It is a particularly sensually engaging film. Puppets reminiscent of Eric Carle’s illustrations but more speckled in their fleshy bodies fight, embrace, and cover the earth with their seeds. Bruner made the film by building small puppets out of watercolor paper and wire, filming them in stop-motion with Dragonframe and compiling the whole with After Effects.
Jordan Bruner is an animation director living in Brooklyn, NY. Jordan has worked with clients including Linda McCartney Foods, Friskies, and Etsy, collaborated with bands ranging from the Mountain Goats to Paramore, and shown her short films in festivals all around the world. In amongst creating 2D and Stop Frame animations, Jordan finds time to paint, collect hologram paintings, and be part of a bowling team. She wishes she had a mascot, so please get in contact if you’d like to apply for the position.
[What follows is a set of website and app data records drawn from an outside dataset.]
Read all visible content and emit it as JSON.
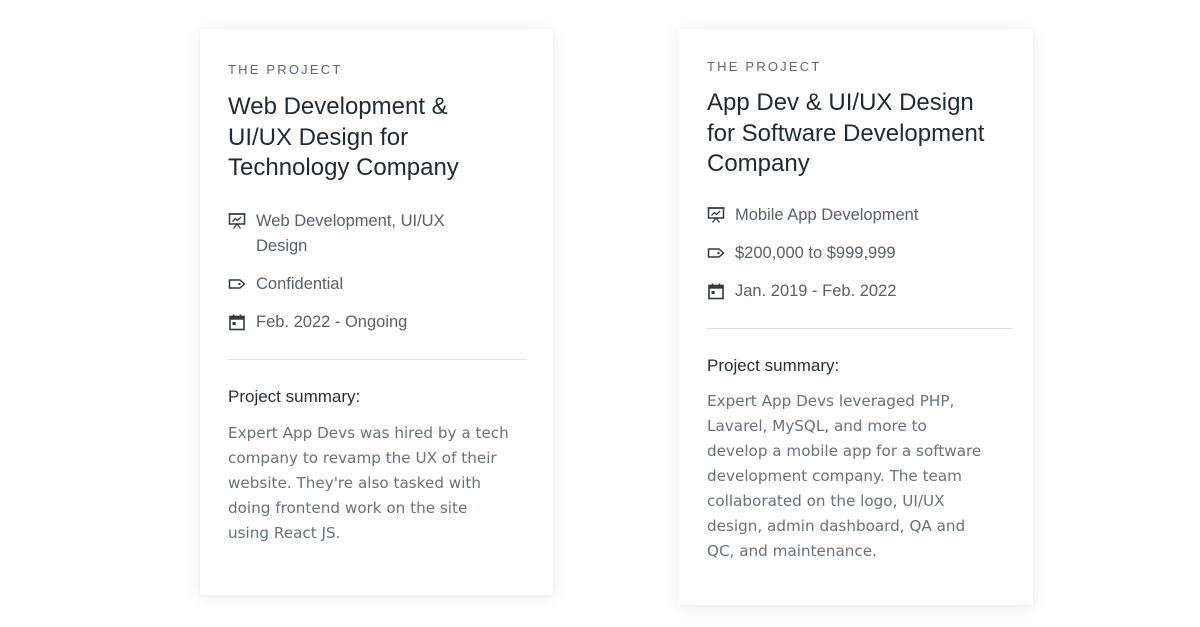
{
  "colors": {
    "heading": "#1e2b35",
    "body": "#56616b",
    "muted": "#66727c",
    "icon": "#2f3a44",
    "divider": "#e3e7ea"
  },
  "cards": [
    {
      "eyebrow": "THE PROJECT",
      "title": "Web Development & UI/UX Design for Technology Company",
      "meta": [
        {
          "icon": "presentation-icon",
          "text": "Web Development, UI/UX Design"
        },
        {
          "icon": "price-tag-icon",
          "text": "Confidential"
        },
        {
          "icon": "calendar-icon",
          "text": "Feb. 2022 - Ongoing"
        }
      ],
      "summary_label": "Project summary:",
      "summary_text": "Expert App Devs was hired by a tech company to revamp the UX of their website. They're also tasked with doing frontend work on the site using React JS."
    },
    {
      "eyebrow": "THE PROJECT",
      "title": "App Dev & UI/UX Design for Software Development Company",
      "meta": [
        {
          "icon": "presentation-icon",
          "text": "Mobile App Development"
        },
        {
          "icon": "price-tag-icon",
          "text": "$200,000 to $999,999"
        },
        {
          "icon": "calendar-icon",
          "text": "Jan. 2019 - Feb. 2022"
        }
      ],
      "summary_label": "Project summary:",
      "summary_text": "Expert App Devs leveraged PHP, Lavarel, MySQL, and more to develop a mobile app for a software development company. The team collaborated on the logo, UI/UX design, admin dashboard, QA and QC, and maintenance."
    }
  ]
}
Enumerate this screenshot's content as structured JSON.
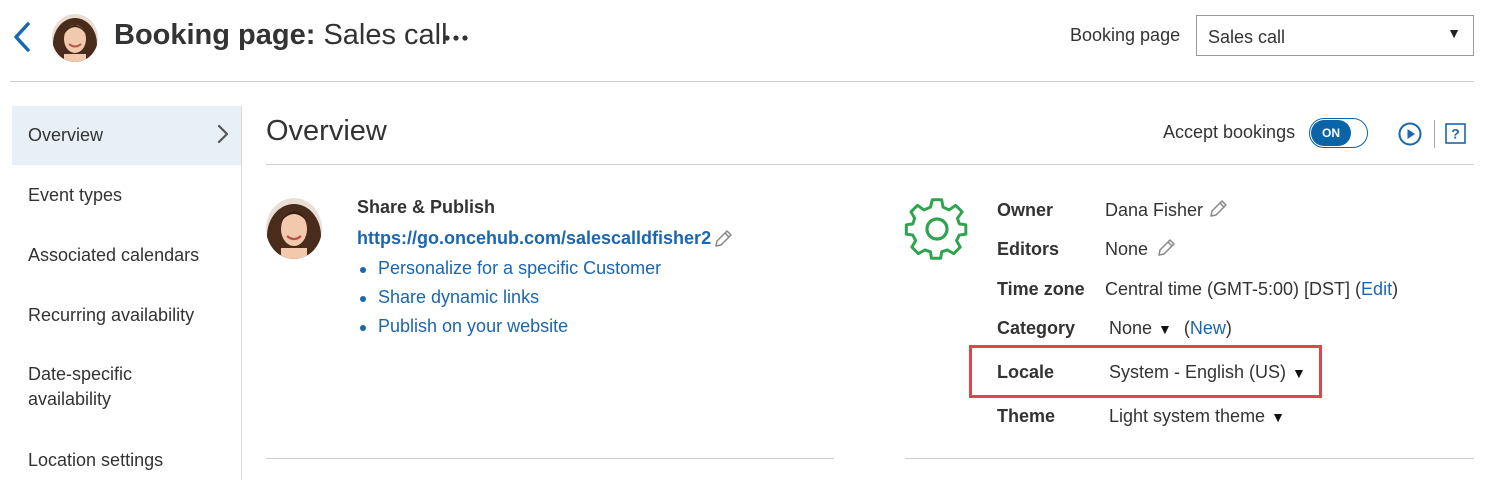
{
  "header": {
    "title_bold": "Booking page:",
    "title_rest": " Sales call",
    "select_label": "Booking page",
    "select_value": "Sales call"
  },
  "sidebar": {
    "items": [
      {
        "label": "Overview",
        "active": true
      },
      {
        "label": "Event types"
      },
      {
        "label": "Associated calendars"
      },
      {
        "label": "Recurring availability"
      },
      {
        "label": "Date-specific availability"
      },
      {
        "label": "Location settings"
      }
    ]
  },
  "main": {
    "title": "Overview",
    "accept_label": "Accept bookings",
    "toggle_label": "ON",
    "help_label": "?"
  },
  "share": {
    "title": "Share & Publish",
    "url": "https://go.oncehub.com/salescalldfisher2",
    "links": [
      "Personalize for a specific Customer",
      "Share dynamic links",
      "Publish on your website"
    ]
  },
  "properties": {
    "owner_label": "Owner",
    "owner_value": "Dana Fisher",
    "editors_label": "Editors",
    "editors_value": "None",
    "timezone_label": "Time zone",
    "timezone_value": "Central time (GMT-5:00) [DST] (",
    "timezone_edit": "Edit",
    "timezone_close": ")",
    "category_label": "Category",
    "category_value": "None",
    "category_new_open": "(",
    "category_new": "New",
    "category_new_close": ")",
    "locale_label": "Locale",
    "locale_value": "System - English (US)",
    "theme_label": "Theme",
    "theme_value": "Light system theme"
  },
  "colors": {
    "accent": "#1a66b0",
    "toggle_on": "#0b64a8",
    "gear": "#2ea44f",
    "highlight": "#e5434b",
    "sidebar_active": "#e8eff7"
  },
  "icons": [
    "back-arrow-icon",
    "more-dots-icon",
    "chevron-right-icon",
    "play-icon",
    "help-icon",
    "pencil-icon",
    "gear-icon",
    "dropdown-arrow-icon"
  ]
}
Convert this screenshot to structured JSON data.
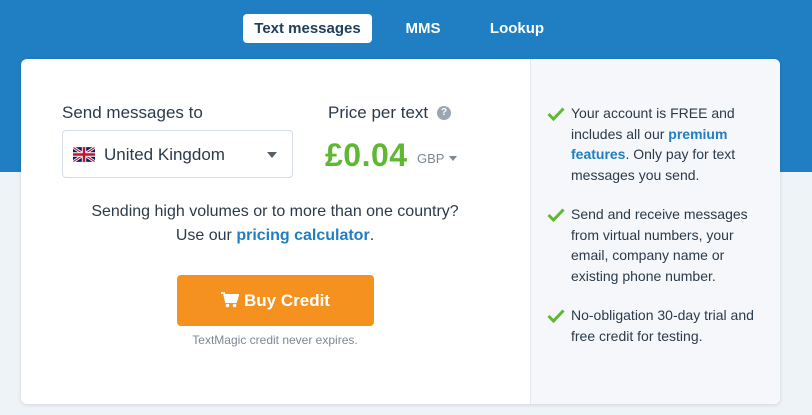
{
  "tabs": [
    {
      "label": "Text messages",
      "active": true
    },
    {
      "label": "MMS",
      "active": false
    },
    {
      "label": "Lookup",
      "active": false
    }
  ],
  "form": {
    "send_label": "Send messages to",
    "country_value": "United Kingdom",
    "country_flag_icon": "uk-flag-icon",
    "price_label": "Price per text",
    "price_value": "£0.04",
    "currency": "GBP"
  },
  "info": {
    "line1": "Sending high volumes or to more than one country?",
    "line2_prefix": "Use our ",
    "line2_link": "pricing calculator",
    "line2_suffix": "."
  },
  "buy": {
    "label": "Buy Credit",
    "icon": "cart-icon",
    "note": "TextMagic credit never expires."
  },
  "features": {
    "f1_text_a": "Your account is FREE and includes all our ",
    "f1_link": "premium features",
    "f1_text_b": ". Only pay for text messages you send.",
    "f2_text": "Send and receive messages from virtual numbers, your email, company name or existing phone number.",
    "f3_text": "No-obligation 30-day trial and free credit for testing."
  },
  "colors": {
    "brand_blue": "#1f7fc2",
    "price_green": "#5fb832",
    "button_orange": "#f5921f",
    "check_green": "#5fb832"
  }
}
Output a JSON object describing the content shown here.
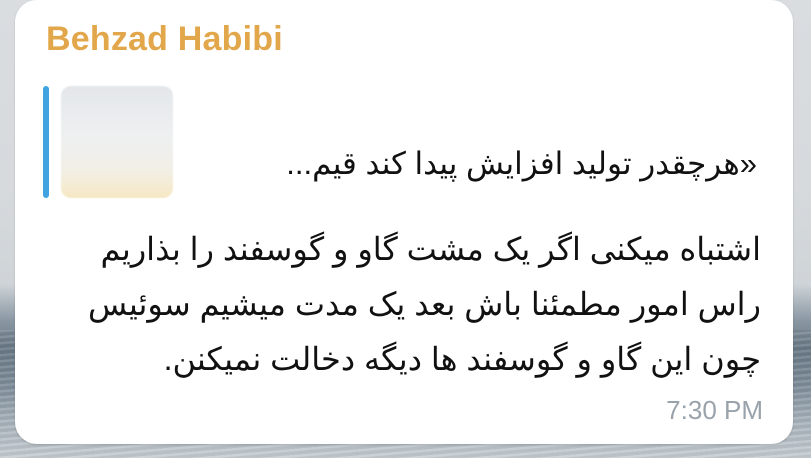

FuturePerfect created the musical score.
Tin House Reels is a weekly feature on The Open Bar dedicated to the craft of short filmmaking. Curated by Ilana Simons, the series features videos by artists who are forming interesting new relationships between images and words.
We are now accepting submissions for Tin House Reels. Please upload your videos of 15 minutes or less to Youtube or Vimeo and send a link of your work to firstname.lastname@example.org. You may also send us a file directly.